Two years on from the tragedy, working-class communities don't only face a lack of practical action. They also face being left out of decision making that dictates their own livesby Tara Jane O'Reilly / June 17, 2019 / Leave a comment
Over the past few days, photos of buildings still covered in dangerous cladding did the rounds on social media. As an attempt to highlight an ongoing problem, they did what they were designed to. But the fact is, photos like this shouldn’t exist two years on from Grenfell.
For those of us who grew up in similar tower blocks, such images are a stark reminder that despite political platitudes from the left and right in the wake of the 2017 tragedy politics continues to fail our communities. When Stormzy said two years ago “that could’ve been my mum’s house, or that could’ve been my nephew, now, that could’ve been me up there” he spoke for many of us from working-class and migrant communities who have felt deeply failed by the system.

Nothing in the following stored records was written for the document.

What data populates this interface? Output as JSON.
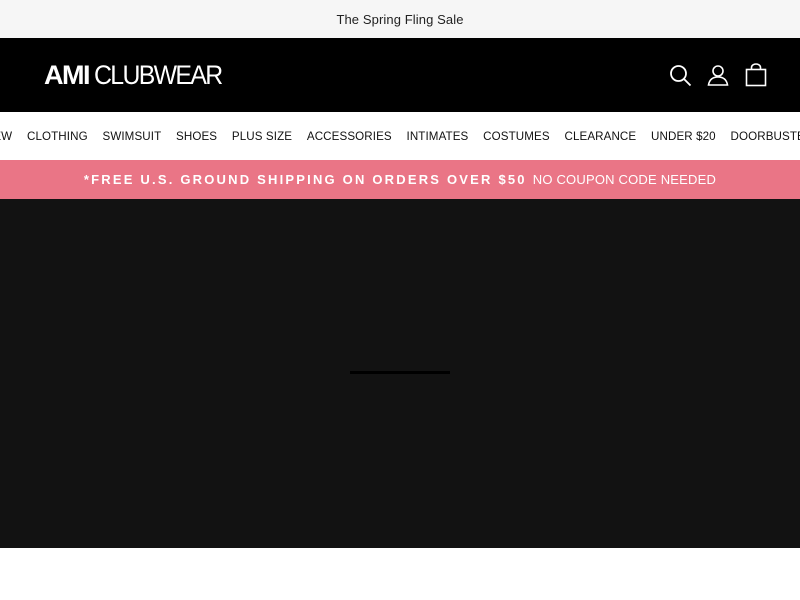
{
  "announcement": {
    "text": "The Spring Fling Sale"
  },
  "header": {
    "logo": {
      "bold": "AMI",
      "light": "CLUBWEAR"
    },
    "icons": [
      "search-icon",
      "account-icon",
      "cart-icon"
    ],
    "colors": {
      "background": "#000000",
      "text": "#ffffff"
    }
  },
  "nav": {
    "items": [
      {
        "label": "NEW"
      },
      {
        "label": "CLOTHING"
      },
      {
        "label": "SWIMSUIT"
      },
      {
        "label": "SHOES"
      },
      {
        "label": "PLUS SIZE"
      },
      {
        "label": "ACCESSORIES"
      },
      {
        "label": "INTIMATES"
      },
      {
        "label": "COSTUMES"
      },
      {
        "label": "CLEARANCE"
      },
      {
        "label": "UNDER $20"
      },
      {
        "label": "DOORBUSTERS"
      }
    ]
  },
  "promo": {
    "strong": "*FREE U.S. GROUND SHIPPING ON ORDERS OVER $50",
    "rest": "NO COUPON CODE NEEDED",
    "color": "#ea7586"
  },
  "hero": {
    "background": "#121212"
  }
}
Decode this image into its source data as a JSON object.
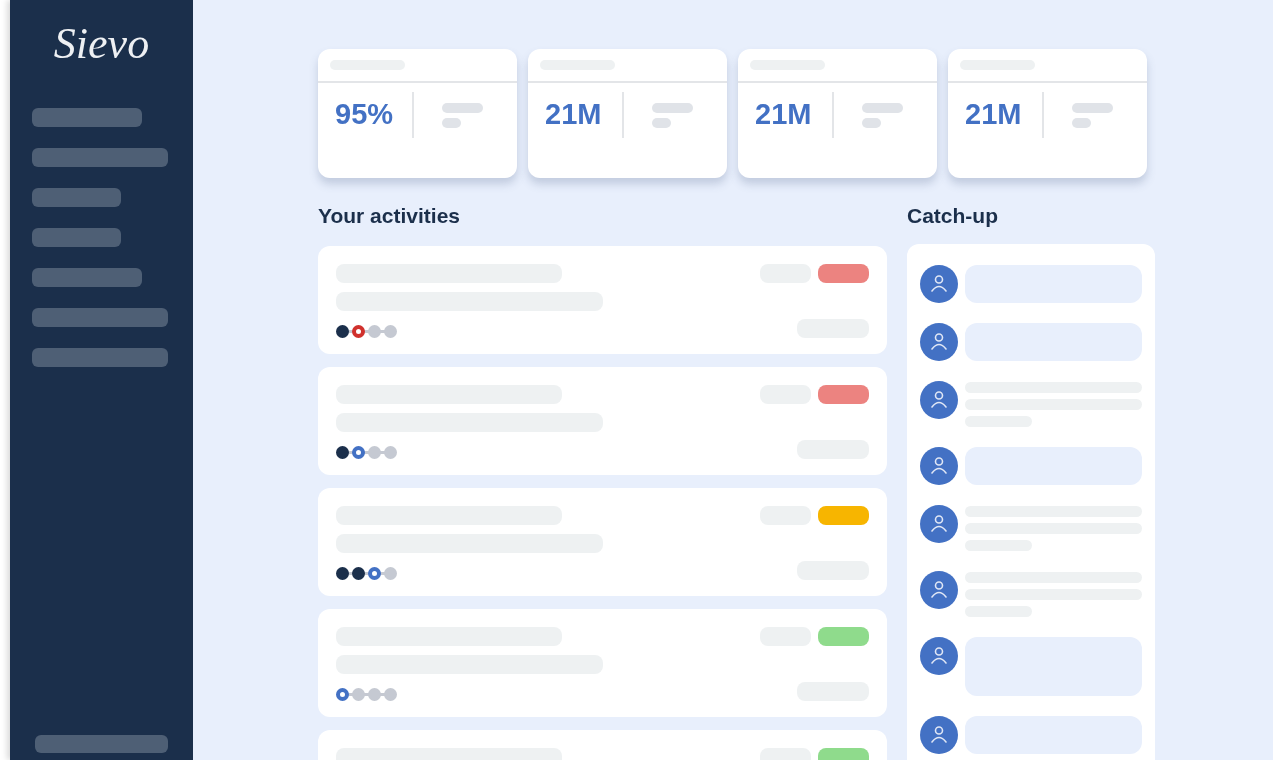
{
  "logo": "Sievo",
  "stats": [
    {
      "value": "95%"
    },
    {
      "value": "21M"
    },
    {
      "value": "21M"
    },
    {
      "value": "21M"
    }
  ],
  "activities": {
    "title": "Your activities",
    "items": [
      {
        "color": "#ec8380",
        "steps": [
          {
            "kind": "done"
          },
          {
            "kind": "warning"
          },
          {
            "kind": "todo"
          },
          {
            "kind": "todo"
          }
        ]
      },
      {
        "color": "#ec8380",
        "steps": [
          {
            "kind": "done"
          },
          {
            "kind": "current"
          },
          {
            "kind": "todo"
          },
          {
            "kind": "todo"
          }
        ]
      },
      {
        "color": "#f7b500",
        "steps": [
          {
            "kind": "done"
          },
          {
            "kind": "done"
          },
          {
            "kind": "current"
          },
          {
            "kind": "todo"
          }
        ]
      },
      {
        "color": "#8fdb8c",
        "steps": [
          {
            "kind": "current"
          },
          {
            "kind": "todo"
          },
          {
            "kind": "todo"
          },
          {
            "kind": "todo"
          }
        ]
      },
      {
        "color": "#8fdb8c"
      }
    ]
  },
  "catch_up": {
    "title": "Catch-up",
    "items": [
      {
        "kind": "bubble"
      },
      {
        "kind": "bubble"
      },
      {
        "kind": "lines"
      },
      {
        "kind": "bubble"
      },
      {
        "kind": "lines"
      },
      {
        "kind": "lines"
      },
      {
        "kind": "tall-bubble"
      },
      {
        "kind": "bubble"
      }
    ]
  }
}
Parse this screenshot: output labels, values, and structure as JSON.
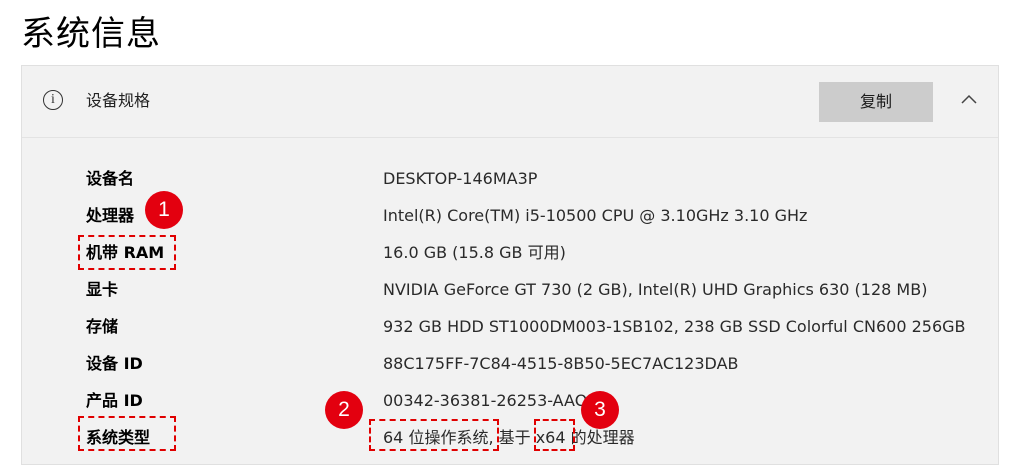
{
  "page": {
    "title": "系统信息"
  },
  "specs": {
    "header_title": "设备规格",
    "copy_label": "复制",
    "icons": {
      "info": "info-icon",
      "collapse": "chevron-up-icon"
    },
    "rows": [
      {
        "label": "设备名",
        "value": "DESKTOP-146MA3P"
      },
      {
        "label": "处理器",
        "value": "Intel(R) Core(TM) i5-10500 CPU @ 3.10GHz   3.10 GHz"
      },
      {
        "label": "机带 RAM",
        "value": "16.0 GB (15.8 GB 可用)"
      },
      {
        "label": "显卡",
        "value": "NVIDIA GeForce GT 730 (2 GB), Intel(R) UHD Graphics 630 (128 MB)"
      },
      {
        "label": "存储",
        "value": "932 GB HDD ST1000DM003-1SB102, 238 GB SSD Colorful CN600 256GB"
      },
      {
        "label": "设备 ID",
        "value": "88C175FF-7C84-4515-8B50-5EC7AC123DAB"
      },
      {
        "label": "产品 ID",
        "value": "00342-36381-26253-AAOEM"
      },
      {
        "label": "系统类型",
        "value": "64 位操作系统, 基于 x64 的处理器"
      }
    ]
  },
  "annotations": {
    "markers": [
      "1",
      "2",
      "3"
    ],
    "color": "#e3000f"
  }
}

The impact of Grenfell on working-class communities is not just a practical one—there’s a psychological cost too. More than £10m has been spent on mental health treatment on those affected and faith-based psychotherapy organisations report residents are approaching them for support.
It’s easy to forget how tragedies like Grenfell impact the mental health of individuals and communities—the impacts are often long term, and hidden away because of the unique challenges of speaking about mental health in working class, religious or minority communities.
It is no surprise, then, that a report concluded that ‘there has been a collapse of trust in public authorities, particularly the Council’ in the area of Grenfell. Who would trust public authorities, after this?
The beauty of growing up in tower blocks or estates in inner London is that you’re all forced to have something in common—you’re from that block, or that estate. The sense of community is different.
Your block is usually always minutes away from the wealthy, and in West London especially, you’re never too far away from millionaires. From the day you move in you are aware of the political isolation of being poor—the view from your balcony…